◆ **YOUR GOAL**: For the data that follows, state how many lines hold the string "Nearest", giving the number by itself.

◆ **DATASET EXTRACT**:
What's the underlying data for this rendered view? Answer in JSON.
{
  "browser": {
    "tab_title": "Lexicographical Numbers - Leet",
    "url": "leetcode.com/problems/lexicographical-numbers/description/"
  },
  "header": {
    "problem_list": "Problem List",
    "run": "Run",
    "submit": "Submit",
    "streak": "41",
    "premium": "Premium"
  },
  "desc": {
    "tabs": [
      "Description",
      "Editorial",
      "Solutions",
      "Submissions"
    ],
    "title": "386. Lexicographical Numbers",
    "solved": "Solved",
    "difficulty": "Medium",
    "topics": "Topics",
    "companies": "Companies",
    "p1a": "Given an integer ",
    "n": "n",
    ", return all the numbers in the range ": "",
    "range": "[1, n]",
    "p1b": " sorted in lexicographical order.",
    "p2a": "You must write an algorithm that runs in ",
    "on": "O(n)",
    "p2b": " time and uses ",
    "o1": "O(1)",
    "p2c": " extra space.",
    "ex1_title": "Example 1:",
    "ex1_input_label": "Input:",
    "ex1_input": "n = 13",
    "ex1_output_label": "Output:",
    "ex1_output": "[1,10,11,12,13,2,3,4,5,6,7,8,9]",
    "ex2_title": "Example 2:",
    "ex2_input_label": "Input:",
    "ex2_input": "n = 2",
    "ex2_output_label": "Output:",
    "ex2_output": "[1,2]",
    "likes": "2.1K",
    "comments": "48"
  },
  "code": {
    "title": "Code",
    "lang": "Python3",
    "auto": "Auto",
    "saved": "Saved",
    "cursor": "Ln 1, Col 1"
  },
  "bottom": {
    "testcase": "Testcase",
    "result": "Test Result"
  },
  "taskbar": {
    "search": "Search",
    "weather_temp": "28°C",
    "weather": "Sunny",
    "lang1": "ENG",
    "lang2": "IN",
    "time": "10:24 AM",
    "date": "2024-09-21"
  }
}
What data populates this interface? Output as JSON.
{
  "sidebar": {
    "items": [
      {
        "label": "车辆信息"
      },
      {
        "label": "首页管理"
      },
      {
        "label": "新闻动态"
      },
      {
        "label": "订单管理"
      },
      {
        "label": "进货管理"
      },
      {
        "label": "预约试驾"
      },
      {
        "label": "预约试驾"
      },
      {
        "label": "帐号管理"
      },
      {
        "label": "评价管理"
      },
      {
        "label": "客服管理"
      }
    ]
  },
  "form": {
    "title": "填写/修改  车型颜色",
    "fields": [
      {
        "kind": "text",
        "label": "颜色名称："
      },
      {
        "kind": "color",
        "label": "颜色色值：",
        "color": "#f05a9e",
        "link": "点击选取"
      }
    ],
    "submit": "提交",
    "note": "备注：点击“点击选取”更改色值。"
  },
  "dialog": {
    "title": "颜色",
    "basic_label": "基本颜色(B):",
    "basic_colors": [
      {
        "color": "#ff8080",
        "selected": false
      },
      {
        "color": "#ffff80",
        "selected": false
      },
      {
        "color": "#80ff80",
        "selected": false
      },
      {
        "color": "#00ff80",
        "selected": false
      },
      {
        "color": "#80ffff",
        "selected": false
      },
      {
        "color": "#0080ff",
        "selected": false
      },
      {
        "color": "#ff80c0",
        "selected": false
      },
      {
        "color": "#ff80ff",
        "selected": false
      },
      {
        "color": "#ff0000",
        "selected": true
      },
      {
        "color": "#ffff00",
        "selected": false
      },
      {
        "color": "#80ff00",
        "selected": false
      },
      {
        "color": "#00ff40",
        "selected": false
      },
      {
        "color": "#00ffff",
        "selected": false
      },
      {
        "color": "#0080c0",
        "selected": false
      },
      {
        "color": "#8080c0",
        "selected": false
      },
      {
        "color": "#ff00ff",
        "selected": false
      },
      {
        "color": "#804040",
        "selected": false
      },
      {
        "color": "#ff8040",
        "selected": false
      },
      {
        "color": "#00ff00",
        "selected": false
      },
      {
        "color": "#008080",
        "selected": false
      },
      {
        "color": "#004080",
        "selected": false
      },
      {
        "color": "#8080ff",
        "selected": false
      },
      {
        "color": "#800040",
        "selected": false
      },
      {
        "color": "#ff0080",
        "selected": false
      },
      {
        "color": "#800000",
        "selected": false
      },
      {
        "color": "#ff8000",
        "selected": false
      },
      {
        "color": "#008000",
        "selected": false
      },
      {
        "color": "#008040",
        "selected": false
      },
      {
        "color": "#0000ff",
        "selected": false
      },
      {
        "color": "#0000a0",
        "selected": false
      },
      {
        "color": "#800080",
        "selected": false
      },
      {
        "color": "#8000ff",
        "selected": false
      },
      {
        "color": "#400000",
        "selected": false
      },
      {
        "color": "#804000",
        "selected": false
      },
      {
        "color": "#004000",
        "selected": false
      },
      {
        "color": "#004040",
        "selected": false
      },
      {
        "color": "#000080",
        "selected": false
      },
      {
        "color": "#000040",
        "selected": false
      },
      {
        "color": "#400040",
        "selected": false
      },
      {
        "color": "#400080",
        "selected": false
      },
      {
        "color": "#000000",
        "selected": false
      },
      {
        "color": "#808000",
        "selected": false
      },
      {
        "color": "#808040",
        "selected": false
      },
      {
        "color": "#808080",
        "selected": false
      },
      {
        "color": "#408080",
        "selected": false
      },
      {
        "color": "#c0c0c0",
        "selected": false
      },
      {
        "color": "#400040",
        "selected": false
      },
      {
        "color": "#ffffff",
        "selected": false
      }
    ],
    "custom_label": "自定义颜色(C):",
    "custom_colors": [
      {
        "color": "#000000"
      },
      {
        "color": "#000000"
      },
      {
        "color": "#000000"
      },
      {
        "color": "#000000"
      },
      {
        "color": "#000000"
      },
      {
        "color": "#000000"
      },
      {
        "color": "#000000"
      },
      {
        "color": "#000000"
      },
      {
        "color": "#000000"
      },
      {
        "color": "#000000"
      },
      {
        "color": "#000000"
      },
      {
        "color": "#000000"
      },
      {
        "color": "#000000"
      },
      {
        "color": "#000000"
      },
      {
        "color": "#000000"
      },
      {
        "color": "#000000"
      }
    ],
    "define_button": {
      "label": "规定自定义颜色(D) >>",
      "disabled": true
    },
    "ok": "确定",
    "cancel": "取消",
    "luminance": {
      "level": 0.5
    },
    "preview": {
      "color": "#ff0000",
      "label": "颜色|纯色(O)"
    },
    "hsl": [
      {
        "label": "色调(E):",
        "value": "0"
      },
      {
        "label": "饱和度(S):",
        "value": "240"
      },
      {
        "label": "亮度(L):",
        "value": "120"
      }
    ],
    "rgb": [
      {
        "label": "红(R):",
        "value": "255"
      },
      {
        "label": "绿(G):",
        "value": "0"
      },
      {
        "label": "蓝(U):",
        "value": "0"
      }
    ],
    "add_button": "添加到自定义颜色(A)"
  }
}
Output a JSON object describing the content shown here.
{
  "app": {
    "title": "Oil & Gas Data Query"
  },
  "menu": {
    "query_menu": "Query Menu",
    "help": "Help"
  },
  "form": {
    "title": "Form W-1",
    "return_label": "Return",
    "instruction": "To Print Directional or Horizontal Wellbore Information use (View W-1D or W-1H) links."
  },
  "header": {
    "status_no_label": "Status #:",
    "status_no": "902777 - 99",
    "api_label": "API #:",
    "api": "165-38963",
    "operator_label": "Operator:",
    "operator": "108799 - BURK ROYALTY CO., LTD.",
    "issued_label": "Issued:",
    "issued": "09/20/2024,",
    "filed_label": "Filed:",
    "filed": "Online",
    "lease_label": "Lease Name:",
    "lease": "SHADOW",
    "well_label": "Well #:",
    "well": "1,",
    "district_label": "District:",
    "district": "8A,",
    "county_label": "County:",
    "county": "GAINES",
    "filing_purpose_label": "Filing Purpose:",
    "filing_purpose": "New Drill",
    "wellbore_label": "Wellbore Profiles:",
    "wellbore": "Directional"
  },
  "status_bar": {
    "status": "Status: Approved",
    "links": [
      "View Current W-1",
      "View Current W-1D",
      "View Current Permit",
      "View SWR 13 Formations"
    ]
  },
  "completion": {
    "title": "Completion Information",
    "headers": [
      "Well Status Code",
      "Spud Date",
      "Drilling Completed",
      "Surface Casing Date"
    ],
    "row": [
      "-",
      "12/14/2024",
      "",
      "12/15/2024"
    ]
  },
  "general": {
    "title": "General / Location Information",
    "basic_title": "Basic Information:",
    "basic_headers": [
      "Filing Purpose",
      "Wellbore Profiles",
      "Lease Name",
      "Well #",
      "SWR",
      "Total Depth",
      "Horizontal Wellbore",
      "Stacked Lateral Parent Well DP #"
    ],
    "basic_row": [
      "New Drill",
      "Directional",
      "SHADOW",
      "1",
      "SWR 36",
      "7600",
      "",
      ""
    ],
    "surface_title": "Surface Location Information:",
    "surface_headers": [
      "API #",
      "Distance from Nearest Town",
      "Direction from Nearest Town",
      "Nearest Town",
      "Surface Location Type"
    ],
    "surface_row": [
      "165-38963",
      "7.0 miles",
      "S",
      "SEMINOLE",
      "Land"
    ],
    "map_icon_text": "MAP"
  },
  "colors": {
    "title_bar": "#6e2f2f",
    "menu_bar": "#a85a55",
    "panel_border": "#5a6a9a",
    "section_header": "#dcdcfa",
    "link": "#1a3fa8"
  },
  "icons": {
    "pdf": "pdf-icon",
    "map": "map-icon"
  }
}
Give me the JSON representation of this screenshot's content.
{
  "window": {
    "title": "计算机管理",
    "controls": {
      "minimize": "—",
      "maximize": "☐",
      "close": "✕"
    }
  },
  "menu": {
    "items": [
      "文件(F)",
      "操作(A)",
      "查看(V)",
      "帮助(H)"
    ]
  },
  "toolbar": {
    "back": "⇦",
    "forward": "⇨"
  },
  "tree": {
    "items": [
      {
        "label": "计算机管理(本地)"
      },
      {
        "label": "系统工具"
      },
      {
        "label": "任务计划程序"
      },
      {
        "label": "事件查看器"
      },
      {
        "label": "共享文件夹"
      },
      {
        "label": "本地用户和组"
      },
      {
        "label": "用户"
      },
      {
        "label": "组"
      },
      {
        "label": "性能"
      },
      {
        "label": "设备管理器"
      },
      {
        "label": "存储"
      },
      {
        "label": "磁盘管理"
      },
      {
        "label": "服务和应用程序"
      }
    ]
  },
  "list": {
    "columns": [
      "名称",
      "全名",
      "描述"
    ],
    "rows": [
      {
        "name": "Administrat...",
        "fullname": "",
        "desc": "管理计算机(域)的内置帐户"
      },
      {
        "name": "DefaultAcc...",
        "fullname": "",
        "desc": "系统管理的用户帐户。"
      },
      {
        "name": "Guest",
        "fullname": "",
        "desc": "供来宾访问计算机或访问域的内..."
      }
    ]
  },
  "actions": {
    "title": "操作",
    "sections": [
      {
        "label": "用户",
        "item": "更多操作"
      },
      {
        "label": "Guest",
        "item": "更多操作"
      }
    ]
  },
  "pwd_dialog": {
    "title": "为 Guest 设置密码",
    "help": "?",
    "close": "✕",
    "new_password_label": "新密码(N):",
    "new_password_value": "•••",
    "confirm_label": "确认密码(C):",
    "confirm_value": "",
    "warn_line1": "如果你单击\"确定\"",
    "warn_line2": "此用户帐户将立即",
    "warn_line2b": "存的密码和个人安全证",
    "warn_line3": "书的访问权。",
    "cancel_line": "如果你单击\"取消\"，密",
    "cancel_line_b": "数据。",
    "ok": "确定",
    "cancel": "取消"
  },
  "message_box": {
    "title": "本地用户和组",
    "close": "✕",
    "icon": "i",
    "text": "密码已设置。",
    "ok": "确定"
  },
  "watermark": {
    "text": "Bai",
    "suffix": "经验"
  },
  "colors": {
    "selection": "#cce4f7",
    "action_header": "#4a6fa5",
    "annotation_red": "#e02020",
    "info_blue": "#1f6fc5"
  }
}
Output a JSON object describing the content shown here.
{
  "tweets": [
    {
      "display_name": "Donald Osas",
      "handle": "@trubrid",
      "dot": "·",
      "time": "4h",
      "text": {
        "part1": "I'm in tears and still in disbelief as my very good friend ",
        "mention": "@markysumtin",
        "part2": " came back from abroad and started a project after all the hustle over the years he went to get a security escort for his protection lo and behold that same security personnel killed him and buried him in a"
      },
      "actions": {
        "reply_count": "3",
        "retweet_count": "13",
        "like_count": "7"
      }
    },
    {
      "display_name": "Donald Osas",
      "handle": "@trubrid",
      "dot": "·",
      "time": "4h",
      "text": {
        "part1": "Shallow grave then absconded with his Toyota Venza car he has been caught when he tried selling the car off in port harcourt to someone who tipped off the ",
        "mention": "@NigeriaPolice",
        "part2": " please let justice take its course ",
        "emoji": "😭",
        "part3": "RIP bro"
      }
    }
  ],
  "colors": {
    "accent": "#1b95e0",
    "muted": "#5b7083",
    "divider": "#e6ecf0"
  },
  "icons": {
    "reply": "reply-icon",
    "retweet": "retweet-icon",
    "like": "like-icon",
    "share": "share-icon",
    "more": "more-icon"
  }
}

◆ **OUTPUT OF THE EXERCISE**: 3